One of the best ways to get as much heat out of a wood stove is to concentrate on the quality of the wood - but this assumes that the stove is fairly efficient - if the stove is not efficient than that might be something you need to look into.

As for the wood, you need to know the type of wood such as family, genus or species - so you can tell the difference between oak, cherry, pine, maple, beech, birch, ash, etc. The reason for this is woods have a fairly wide range of energy content for the same size piece. The difference in energy is based on density & it is similar to burning methanol or diesel - a gallon of each has it's own BTU value with diesel having about 2x the energy/BTU's.

If you look at all the different woods, you will see all are pretty similar in BTU value per lb or kg. There are some woods that are actually 3x the density of others. More dense woods are often more desirable (and expensive if buying it) b/c you don't have to move, split, stack, carry as much wood to get the same heat.

Another factor which is extremely important is to burn wood that is as dry as possible. There are a lot of ways that you can dry wood, and I suggest you look into this and find out the best ways - don't settle for normal, traditional methods of drying if you are really looking at getting dry wood - there are some very interesting methods out there so do some digging! One method is to use a fan and draw air through a plastic wrapped stack of wood - this will even work well in the winter as the movement of air helps pull the moisture from the wood.

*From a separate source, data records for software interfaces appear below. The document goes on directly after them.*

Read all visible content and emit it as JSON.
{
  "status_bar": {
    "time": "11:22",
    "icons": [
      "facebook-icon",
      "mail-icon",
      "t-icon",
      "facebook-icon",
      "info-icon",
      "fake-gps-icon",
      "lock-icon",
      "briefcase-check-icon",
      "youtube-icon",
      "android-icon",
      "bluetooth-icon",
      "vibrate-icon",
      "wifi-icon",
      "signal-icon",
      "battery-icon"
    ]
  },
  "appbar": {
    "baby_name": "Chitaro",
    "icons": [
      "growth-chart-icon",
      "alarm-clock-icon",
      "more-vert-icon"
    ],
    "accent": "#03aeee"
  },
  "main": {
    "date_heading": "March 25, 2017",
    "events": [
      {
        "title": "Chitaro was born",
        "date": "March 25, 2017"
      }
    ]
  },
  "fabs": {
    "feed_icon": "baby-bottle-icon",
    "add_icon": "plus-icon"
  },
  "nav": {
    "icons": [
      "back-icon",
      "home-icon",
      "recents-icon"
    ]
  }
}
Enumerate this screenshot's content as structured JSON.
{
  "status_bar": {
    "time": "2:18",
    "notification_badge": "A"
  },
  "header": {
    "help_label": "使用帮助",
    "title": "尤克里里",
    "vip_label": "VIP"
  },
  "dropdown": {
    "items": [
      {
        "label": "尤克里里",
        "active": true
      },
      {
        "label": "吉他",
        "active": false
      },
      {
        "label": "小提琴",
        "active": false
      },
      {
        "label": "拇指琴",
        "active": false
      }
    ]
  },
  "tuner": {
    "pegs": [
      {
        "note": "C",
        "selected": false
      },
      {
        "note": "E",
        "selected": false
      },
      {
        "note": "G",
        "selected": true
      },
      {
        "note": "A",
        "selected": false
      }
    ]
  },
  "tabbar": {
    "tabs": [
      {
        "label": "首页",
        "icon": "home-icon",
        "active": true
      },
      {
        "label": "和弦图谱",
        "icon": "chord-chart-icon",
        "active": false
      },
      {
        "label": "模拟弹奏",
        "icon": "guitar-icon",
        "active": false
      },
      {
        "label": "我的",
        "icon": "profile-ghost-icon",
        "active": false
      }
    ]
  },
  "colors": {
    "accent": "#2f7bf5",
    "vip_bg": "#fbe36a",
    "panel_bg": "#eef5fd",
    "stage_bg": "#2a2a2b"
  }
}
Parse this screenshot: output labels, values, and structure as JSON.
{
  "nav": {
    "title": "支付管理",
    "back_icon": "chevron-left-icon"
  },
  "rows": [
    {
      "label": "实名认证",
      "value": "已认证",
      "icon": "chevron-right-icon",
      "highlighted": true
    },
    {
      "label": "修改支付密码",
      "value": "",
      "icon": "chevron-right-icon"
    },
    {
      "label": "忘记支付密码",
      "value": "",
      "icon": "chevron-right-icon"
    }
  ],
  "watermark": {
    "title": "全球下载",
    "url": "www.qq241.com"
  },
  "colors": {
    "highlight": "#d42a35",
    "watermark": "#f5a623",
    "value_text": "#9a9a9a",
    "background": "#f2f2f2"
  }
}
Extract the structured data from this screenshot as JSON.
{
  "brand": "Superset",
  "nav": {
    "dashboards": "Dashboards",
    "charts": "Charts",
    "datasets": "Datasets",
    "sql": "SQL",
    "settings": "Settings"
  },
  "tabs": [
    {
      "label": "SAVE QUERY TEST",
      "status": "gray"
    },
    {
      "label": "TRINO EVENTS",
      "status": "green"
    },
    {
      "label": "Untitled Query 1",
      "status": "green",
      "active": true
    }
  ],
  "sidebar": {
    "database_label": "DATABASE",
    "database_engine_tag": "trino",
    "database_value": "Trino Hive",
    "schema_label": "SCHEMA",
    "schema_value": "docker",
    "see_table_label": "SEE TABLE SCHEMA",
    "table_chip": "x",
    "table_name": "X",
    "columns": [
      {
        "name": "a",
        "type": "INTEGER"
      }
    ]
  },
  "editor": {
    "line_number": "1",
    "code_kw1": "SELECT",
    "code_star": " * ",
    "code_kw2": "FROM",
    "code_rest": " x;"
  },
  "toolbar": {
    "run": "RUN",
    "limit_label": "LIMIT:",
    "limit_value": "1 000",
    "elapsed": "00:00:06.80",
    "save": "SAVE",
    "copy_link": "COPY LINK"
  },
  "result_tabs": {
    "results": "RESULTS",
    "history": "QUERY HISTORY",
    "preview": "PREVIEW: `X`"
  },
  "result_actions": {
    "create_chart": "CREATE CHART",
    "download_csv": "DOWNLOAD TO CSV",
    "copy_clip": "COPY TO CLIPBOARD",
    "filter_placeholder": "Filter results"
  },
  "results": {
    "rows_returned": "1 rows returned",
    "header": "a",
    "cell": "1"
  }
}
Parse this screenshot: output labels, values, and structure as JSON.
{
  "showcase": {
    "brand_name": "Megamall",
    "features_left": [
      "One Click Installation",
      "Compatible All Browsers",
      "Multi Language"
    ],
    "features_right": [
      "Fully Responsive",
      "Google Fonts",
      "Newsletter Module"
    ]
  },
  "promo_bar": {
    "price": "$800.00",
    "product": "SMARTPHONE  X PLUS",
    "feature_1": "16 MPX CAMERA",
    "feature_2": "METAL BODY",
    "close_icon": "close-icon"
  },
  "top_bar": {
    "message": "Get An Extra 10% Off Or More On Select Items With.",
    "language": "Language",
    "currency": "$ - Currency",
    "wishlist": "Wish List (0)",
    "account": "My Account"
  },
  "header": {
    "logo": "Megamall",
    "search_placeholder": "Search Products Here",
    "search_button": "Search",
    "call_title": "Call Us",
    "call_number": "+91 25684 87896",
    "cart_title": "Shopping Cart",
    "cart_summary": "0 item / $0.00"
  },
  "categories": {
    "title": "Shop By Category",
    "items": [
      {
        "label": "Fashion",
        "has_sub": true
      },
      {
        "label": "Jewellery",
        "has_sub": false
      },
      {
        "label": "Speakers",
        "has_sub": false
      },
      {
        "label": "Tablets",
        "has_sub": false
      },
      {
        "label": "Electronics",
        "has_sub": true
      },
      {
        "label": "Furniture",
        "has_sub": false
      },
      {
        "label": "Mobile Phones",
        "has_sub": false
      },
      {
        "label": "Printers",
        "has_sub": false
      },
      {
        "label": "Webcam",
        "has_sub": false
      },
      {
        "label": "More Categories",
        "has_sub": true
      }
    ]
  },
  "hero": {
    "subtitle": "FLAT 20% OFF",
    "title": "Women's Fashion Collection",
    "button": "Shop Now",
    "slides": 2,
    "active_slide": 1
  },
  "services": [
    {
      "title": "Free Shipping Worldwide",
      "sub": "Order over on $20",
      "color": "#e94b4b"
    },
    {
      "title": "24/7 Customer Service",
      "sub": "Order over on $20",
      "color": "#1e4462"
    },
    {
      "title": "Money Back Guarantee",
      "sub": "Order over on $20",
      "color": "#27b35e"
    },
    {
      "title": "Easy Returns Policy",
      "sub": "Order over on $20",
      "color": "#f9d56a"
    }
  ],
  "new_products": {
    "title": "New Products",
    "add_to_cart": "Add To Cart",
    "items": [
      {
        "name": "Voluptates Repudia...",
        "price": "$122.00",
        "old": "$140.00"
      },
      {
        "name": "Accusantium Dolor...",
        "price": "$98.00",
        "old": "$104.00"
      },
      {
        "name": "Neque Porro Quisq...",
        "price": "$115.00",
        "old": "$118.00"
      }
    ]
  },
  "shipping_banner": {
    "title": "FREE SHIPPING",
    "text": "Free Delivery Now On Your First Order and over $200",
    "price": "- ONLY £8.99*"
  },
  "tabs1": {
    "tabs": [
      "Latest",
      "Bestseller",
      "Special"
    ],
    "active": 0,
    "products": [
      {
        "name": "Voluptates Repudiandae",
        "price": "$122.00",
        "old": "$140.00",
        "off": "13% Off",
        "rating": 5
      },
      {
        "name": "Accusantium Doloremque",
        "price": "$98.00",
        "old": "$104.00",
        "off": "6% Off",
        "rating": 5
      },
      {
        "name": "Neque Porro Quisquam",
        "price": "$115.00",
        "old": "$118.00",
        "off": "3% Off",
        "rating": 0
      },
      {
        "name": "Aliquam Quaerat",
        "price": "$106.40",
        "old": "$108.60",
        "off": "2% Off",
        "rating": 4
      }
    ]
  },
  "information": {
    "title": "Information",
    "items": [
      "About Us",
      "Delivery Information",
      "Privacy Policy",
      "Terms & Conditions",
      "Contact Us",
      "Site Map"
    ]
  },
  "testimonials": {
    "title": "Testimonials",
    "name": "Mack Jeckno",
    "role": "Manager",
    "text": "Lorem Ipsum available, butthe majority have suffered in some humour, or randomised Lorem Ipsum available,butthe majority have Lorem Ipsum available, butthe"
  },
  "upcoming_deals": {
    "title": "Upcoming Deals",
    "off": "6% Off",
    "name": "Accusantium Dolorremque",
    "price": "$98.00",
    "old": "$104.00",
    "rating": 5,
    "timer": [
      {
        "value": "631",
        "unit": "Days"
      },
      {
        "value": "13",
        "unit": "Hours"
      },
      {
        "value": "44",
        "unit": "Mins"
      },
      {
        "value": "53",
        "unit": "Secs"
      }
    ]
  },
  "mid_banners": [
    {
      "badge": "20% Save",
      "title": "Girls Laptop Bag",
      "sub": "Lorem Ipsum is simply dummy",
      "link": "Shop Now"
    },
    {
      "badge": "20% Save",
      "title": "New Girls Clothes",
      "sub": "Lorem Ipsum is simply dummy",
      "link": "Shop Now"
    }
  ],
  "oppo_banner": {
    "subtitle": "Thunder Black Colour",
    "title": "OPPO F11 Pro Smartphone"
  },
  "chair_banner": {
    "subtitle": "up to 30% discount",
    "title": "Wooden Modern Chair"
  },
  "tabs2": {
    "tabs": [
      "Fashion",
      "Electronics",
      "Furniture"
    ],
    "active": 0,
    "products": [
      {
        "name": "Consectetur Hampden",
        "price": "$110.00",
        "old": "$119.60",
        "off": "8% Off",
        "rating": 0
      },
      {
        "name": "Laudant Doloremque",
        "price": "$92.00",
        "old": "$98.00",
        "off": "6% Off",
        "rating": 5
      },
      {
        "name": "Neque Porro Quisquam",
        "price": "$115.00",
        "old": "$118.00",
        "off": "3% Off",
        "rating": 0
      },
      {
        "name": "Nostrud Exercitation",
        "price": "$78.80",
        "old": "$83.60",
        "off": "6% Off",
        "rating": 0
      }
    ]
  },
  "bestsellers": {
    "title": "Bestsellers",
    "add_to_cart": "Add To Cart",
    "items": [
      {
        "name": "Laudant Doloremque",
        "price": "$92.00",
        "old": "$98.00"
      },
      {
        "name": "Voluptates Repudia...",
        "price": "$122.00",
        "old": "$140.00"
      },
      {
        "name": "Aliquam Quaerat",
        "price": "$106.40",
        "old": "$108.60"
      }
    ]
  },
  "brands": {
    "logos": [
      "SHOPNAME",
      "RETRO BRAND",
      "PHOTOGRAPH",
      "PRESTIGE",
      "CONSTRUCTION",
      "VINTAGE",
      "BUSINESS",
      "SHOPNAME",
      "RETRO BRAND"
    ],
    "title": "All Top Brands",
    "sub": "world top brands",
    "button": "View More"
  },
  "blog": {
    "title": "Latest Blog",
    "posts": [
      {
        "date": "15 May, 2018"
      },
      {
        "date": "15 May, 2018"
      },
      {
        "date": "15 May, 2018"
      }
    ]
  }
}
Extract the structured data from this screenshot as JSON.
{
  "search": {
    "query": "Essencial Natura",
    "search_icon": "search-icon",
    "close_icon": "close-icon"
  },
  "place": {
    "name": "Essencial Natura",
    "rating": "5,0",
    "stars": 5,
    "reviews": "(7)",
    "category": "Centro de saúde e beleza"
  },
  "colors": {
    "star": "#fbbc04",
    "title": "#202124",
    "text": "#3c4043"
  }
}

View user's profile View All Posts By User

  Go To Top